Web page and app entries:
>>

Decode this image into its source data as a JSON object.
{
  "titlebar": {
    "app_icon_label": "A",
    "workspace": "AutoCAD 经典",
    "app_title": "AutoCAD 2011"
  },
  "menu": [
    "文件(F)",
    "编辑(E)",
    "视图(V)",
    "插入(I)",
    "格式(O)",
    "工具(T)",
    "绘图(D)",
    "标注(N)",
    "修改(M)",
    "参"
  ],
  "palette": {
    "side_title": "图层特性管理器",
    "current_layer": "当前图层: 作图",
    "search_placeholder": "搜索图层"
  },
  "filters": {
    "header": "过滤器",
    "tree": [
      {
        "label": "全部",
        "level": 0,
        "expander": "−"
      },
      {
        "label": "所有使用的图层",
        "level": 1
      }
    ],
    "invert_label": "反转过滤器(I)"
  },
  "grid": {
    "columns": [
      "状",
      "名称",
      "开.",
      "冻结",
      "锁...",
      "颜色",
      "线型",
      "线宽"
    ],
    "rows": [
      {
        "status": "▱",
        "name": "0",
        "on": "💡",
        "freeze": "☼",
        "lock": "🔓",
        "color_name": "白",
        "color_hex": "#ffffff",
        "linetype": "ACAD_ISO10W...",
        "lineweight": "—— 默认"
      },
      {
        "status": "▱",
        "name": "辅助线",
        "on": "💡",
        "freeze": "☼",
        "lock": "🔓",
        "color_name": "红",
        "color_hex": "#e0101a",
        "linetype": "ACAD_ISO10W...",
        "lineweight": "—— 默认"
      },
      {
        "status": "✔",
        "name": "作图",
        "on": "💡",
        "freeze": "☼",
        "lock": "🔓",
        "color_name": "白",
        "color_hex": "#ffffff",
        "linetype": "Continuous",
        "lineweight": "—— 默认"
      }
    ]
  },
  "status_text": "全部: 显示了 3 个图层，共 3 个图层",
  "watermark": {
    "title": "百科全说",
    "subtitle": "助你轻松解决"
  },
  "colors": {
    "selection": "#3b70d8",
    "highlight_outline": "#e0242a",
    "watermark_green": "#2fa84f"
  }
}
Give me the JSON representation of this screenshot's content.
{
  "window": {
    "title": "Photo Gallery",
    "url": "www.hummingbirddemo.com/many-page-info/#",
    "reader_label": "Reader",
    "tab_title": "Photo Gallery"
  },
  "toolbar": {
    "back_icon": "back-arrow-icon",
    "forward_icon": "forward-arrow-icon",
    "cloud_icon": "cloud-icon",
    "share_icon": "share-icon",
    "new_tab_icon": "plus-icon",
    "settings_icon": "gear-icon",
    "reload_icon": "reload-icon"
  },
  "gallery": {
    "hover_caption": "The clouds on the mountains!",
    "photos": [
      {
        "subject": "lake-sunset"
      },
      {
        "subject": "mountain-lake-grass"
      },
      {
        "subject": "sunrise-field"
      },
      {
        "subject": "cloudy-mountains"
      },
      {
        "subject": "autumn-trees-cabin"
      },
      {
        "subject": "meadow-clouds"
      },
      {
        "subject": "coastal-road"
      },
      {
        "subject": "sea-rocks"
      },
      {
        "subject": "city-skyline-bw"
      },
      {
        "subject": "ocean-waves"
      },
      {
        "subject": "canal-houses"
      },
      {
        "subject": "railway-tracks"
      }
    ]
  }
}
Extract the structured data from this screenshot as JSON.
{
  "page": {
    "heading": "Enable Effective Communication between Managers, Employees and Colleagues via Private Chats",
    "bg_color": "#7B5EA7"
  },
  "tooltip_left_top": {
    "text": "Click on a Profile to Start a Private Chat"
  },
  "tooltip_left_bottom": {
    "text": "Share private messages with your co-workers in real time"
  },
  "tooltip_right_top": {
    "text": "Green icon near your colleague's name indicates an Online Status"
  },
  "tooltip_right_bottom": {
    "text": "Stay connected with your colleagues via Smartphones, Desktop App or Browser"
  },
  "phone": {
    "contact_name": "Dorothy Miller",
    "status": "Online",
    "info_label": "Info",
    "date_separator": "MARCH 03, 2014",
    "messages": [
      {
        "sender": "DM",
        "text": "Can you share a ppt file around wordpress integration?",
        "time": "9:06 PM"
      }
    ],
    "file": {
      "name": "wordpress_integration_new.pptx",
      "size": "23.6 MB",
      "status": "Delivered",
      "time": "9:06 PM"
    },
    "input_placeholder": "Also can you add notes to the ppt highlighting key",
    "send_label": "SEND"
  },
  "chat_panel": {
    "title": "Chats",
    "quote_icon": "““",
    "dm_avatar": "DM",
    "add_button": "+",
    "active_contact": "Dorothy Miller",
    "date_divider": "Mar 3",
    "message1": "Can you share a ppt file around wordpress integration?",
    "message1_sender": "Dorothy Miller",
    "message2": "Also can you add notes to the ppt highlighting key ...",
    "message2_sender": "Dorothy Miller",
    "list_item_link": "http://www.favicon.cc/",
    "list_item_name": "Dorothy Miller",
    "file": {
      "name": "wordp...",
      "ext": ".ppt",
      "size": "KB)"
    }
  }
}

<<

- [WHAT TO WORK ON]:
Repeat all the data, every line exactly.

- [EXPECTED ANSWER]:
Decode this image into its source data as a JSON object.
{
  "titlebar": {
    "app_icon_label": "A",
    "workspace": "AutoCAD 经典",
    "app_title": "AutoCAD 2011"
  },
  "menu": [
    "文件(F)",
    "编辑(E)",
    "视图(V)",
    "插入(I)",
    "格式(O)",
    "工具(T)",
    "绘图(D)",
    "标注(N)",
    "修改(M)",
    "参"
  ],
  "palette": {
    "side_title": "图层特性管理器",
    "current_layer": "当前图层: 作图",
    "search_placeholder": "搜索图层"
  },
  "filters": {
    "header": "过滤器",
    "tree": [
      {
        "label": "全部",
        "level": 0,
        "expander": "−"
      },
      {
        "label": "所有使用的图层",
        "level": 1
      }
    ],
    "invert_label": "反转过滤器(I)"
  },
  "grid": {
    "columns": [
      "状",
      "名称",
      "开.",
      "冻结",
      "锁...",
      "颜色",
      "线型",
      "线宽"
    ],
    "rows": [
      {
        "status": "▱",
        "name": "0",
        "on": "💡",
        "freeze": "☼",
        "lock": "🔓",
        "color_name": "白",
        "color_hex": "#ffffff",
        "linetype": "ACAD_ISO10W...",
        "lineweight": "—— 默认"
      },
      {
        "status": "▱",
        "name": "辅助线",
        "on": "💡",
        "freeze": "☼",
        "lock": "🔓",
        "color_name": "红",
        "color_hex": "#e0101a",
        "linetype": "ACAD_ISO10W...",
        "lineweight": "—— 默认"
      },
      {
        "status": "✔",
        "name": "作图",
        "on": "💡",
        "freeze": "☼",
        "lock": "🔓",
        "color_name": "白",
        "color_hex": "#ffffff",
        "linetype": "Continuous",
        "lineweight": "—— 默认"
      }
    ]
  },
  "status_text": "全部: 显示了 3 个图层，共 3 个图层",
  "watermark": {
    "title": "百科全说",
    "subtitle": "助你轻松解决"
  },
  "colors": {
    "selection": "#3b70d8",
    "highlight_outline": "#e0242a",
    "watermark_green": "#2fa84f"
  }
}
Give me the JSON representation of this screenshot's content.
{
  "window": {
    "title": "Photo Gallery",
    "url": "www.hummingbirddemo.com/many-page-info/#",
    "reader_label": "Reader",
    "tab_title": "Photo Gallery"
  },
  "toolbar": {
    "back_icon": "back-arrow-icon",
    "forward_icon": "forward-arrow-icon",
    "cloud_icon": "cloud-icon",
    "share_icon": "share-icon",
    "new_tab_icon": "plus-icon",
    "settings_icon": "gear-icon",
    "reload_icon": "reload-icon"
  },
  "gallery": {
    "hover_caption": "The clouds on the mountains!",
    "photos": [
      {
        "subject": "lake-sunset"
      },
      {
        "subject": "mountain-lake-grass"
      },
      {
        "subject": "sunrise-field"
      },
      {
        "subject": "cloudy-mountains"
      },
      {
        "subject": "autumn-trees-cabin"
      },
      {
        "subject": "meadow-clouds"
      },
      {
        "subject": "coastal-road"
      },
      {
        "subject": "sea-rocks"
      },
      {
        "subject": "city-skyline-bw"
      },
      {
        "subject": "ocean-waves"
      },
      {
        "subject": "canal-houses"
      },
      {
        "subject": "railway-tracks"
      }
    ]
  }
}
Extract the structured data from this screenshot as JSON.
{
  "page": {
    "heading": "Enable Effective Communication between Managers, Employees and Colleagues via Private Chats",
    "bg_color": "#7B5EA7"
  },
  "tooltip_left_top": {
    "text": "Click on a Profile to Start a Private Chat"
  },
  "tooltip_left_bottom": {
    "text": "Share private messages with your co-workers in real time"
  },
  "tooltip_right_top": {
    "text": "Green icon near your colleague's name indicates an Online Status"
  },
  "tooltip_right_bottom": {
    "text": "Stay connected with your colleagues via Smartphones, Desktop App or Browser"
  },
  "phone": {
    "contact_name": "Dorothy Miller",
    "status": "Online",
    "info_label": "Info",
    "date_separator": "MARCH 03, 2014",
    "messages": [
      {
        "sender": "DM",
        "text": "Can you share a ppt file around wordpress integration?",
        "time": "9:06 PM"
      }
    ],
    "file": {
      "name": "wordpress_integration_new.pptx",
      "size": "23.6 MB",
      "status": "Delivered",
      "time": "9:06 PM"
    },
    "input_placeholder": "Also can you add notes to the ppt highlighting key",
    "send_label": "SEND"
  },
  "chat_panel": {
    "title": "Chats",
    "quote_icon": "““",
    "dm_avatar": "DM",
    "add_button": "+",
    "active_contact": "Dorothy Miller",
    "date_divider": "Mar 3",
    "message1": "Can you share a ppt file around wordpress integration?",
    "message1_sender": "Dorothy Miller",
    "message2": "Also can you add notes to the ppt highlighting key ...",
    "message2_sender": "Dorothy Miller",
    "list_item_link": "http://www.favicon.cc/",
    "list_item_name": "Dorothy Miller",
    "file": {
      "name": "wordp...",
      "ext": ".ppt",
      "size": "KB)"
    }
  }
}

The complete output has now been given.